**GIVEN DATA**
★ ★ ★ ★ ★
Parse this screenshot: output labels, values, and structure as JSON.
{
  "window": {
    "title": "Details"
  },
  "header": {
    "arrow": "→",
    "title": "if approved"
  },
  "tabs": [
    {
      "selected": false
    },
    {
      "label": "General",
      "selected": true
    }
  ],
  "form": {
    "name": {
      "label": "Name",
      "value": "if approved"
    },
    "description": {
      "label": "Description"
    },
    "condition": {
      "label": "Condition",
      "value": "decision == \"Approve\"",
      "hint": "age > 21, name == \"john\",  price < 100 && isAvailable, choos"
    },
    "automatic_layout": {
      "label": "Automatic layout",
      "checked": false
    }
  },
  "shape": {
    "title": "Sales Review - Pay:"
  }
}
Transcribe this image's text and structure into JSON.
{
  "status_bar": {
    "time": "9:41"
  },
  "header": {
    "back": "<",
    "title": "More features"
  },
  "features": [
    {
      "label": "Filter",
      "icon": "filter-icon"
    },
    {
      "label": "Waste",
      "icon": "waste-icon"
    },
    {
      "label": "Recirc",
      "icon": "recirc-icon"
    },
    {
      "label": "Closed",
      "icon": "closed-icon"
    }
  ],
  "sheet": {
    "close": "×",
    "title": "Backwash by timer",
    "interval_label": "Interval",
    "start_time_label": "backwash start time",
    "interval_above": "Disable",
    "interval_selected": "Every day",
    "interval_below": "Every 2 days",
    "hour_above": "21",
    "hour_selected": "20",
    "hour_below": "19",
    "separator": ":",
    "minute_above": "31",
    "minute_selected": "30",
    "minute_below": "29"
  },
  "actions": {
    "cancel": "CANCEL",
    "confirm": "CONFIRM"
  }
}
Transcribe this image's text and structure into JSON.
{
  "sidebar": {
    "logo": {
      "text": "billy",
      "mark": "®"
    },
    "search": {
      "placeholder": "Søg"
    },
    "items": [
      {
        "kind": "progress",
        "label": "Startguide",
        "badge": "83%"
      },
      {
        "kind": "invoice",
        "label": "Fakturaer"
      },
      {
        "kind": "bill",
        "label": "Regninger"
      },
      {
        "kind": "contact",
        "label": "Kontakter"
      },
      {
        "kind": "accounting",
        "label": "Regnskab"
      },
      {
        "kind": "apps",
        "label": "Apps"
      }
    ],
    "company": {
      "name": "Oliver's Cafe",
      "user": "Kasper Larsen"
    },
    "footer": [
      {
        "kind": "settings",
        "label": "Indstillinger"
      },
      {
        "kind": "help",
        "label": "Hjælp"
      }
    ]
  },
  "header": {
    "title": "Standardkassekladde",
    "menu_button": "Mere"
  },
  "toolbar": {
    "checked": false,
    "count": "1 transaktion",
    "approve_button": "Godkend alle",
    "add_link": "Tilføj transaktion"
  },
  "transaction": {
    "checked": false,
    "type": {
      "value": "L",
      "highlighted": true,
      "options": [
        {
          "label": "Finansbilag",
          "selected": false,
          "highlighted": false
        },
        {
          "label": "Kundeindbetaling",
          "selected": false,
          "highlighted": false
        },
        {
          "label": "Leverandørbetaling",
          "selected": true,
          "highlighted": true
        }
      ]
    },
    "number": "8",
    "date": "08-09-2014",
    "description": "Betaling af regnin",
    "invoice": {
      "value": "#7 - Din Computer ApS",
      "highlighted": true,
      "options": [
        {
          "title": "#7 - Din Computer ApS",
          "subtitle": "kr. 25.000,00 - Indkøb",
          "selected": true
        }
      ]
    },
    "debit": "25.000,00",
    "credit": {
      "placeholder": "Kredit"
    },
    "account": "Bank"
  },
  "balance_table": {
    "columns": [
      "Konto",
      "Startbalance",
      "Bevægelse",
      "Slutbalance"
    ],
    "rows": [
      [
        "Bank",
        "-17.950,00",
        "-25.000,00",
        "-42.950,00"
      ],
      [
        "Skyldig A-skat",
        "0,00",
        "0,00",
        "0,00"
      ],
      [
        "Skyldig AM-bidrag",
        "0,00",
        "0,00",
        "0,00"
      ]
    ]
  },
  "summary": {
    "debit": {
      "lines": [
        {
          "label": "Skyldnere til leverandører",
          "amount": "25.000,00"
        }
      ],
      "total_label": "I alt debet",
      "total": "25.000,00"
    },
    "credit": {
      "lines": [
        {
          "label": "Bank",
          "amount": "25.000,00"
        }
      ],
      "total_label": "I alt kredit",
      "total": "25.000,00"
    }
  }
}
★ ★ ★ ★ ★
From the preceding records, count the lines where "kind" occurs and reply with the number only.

**ANSWER BOX**
8